New Scientist writes:

A device capable of skipping between incompatible wireless standards by tweaking its underlying code has been given world’s first go-ahead for outdoor trials in Ireland.

Ireland’s communications regulator Comreg has issued the licence for publicly testing a “software-defined radio” device, which has been developed by researchers at the Centre for Telecommunications Value-Chain Research (CTVR) in Dublin.

The device can impersonate a multitude of different wireless devices since it uses reconfigurable software to carry out the tasks normally performed by static hardware. “I’m interested in a future where a single device can use every possible frequency,” says Linda Doyle, who heads up the CTVR project, which is one of several competing projects worldwide.

The technology promises to let future gadgets jump between frequencies and standards that currently conflict. A cellphone could, for example, automatically detect and jump to a much faster Wi-Fi network when in a local hotspot. Devices could even decide for themselves which standard to use and might even be able to tease information from overlapping, or interfering, signals.

The Ethanol Option

Fortune writes:

Whatever the source, burning ethanol instead of gasoline reduces carbon emissions by more than 80 percent while eliminating entirely the release of acid-rain-causing sulfur dioxide. Even the cautious Department of Energy predicts that ethanol could put a 30 percent dent in America’s gasoline consumption by 2030.

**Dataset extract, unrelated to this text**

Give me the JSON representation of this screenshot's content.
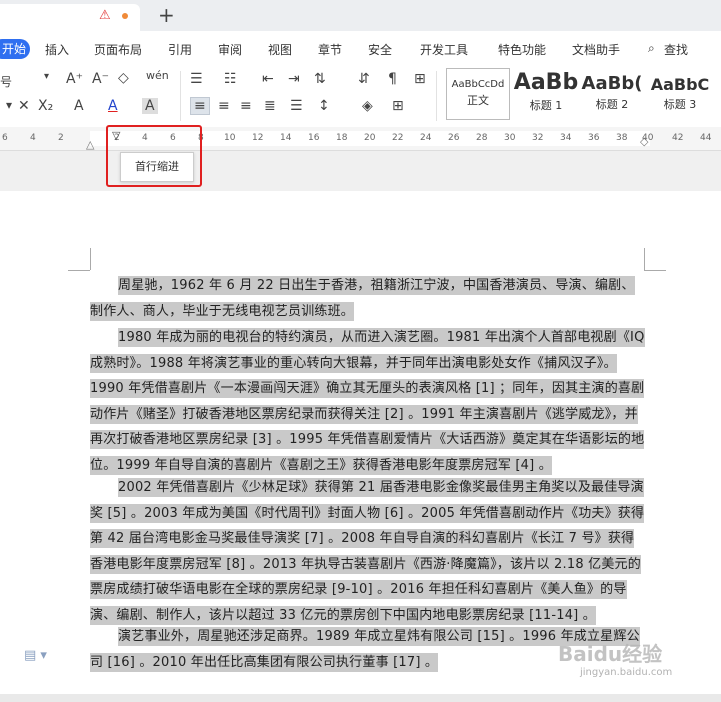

We may not have to wait that long. After decades of being merely an additive to gasoline, ethanol suddenly looks to be the stuff of a fuel revolution — and a pipe dream for futurists. An unlikely alliance of venture capitalists, Wall Streeters, automakers, environmentalists, farmers and politicians is doing more than just talk about ethanol’s potential. They’re putting real money into biorefineries, car engines that switch effortlessly between gasoline and biofuels, and R&D to churn out ethanol more cheaply.

Mobile Payments

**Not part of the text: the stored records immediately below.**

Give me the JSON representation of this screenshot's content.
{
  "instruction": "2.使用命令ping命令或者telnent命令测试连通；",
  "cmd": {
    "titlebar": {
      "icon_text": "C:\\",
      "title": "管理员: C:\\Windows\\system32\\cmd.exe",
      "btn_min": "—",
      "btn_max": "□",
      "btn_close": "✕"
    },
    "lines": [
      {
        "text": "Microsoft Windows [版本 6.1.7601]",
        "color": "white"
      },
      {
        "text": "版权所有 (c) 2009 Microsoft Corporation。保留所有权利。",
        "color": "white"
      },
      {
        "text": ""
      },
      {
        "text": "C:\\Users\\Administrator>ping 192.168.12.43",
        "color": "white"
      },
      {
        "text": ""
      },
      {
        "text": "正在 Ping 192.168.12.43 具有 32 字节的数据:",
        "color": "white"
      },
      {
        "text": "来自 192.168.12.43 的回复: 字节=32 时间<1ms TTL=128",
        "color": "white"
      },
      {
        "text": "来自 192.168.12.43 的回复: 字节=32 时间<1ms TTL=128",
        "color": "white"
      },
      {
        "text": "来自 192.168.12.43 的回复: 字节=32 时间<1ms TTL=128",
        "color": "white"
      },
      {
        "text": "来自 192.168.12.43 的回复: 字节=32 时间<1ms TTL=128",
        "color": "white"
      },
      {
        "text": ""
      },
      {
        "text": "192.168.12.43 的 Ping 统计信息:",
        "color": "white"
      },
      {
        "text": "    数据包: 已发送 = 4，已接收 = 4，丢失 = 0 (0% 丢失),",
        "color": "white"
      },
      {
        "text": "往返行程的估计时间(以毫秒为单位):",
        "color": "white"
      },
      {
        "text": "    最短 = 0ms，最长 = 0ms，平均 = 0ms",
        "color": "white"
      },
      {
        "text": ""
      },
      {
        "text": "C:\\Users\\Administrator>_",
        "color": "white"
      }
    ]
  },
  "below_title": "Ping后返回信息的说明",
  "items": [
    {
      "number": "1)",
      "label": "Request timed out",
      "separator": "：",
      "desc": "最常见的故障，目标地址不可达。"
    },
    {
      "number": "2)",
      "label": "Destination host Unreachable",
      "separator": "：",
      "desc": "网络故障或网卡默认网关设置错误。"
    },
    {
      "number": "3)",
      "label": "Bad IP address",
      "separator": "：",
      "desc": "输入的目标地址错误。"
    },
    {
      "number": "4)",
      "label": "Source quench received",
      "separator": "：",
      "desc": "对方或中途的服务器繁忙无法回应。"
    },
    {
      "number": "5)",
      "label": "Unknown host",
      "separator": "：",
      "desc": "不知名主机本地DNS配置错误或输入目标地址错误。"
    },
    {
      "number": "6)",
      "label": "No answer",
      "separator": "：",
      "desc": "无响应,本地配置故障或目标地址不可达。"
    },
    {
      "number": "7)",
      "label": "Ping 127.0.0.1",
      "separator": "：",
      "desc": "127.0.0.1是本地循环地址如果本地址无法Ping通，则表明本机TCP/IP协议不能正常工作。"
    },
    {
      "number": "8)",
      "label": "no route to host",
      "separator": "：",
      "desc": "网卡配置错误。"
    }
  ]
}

Carlo Longino writes:

The thing is though, most mobile payment systems are still a product in search of a market. Who needs PayPal-style mobile payments, really? The idea of using your phone to PayPal a merchant for purchases really isnt that compelling when youve got credit and debit cards and good old cash, and reverse billing to a mobile phone bill works pretty well for mobile content.

In emerging markets, however, theres a huge opportunity. People are already using airtime as currency in some places, and Globes G-Cash system in the Phillippines is probably the best example of a mobile micropayment system. The opportunity for this type of m-banking, whether its official and run by a bank, or a more de facto or improvised system is huge. Several companies are already working in these areas, and theyll find much more success than PayPal, or anybody else, pushing mobile payments in Europe and North America.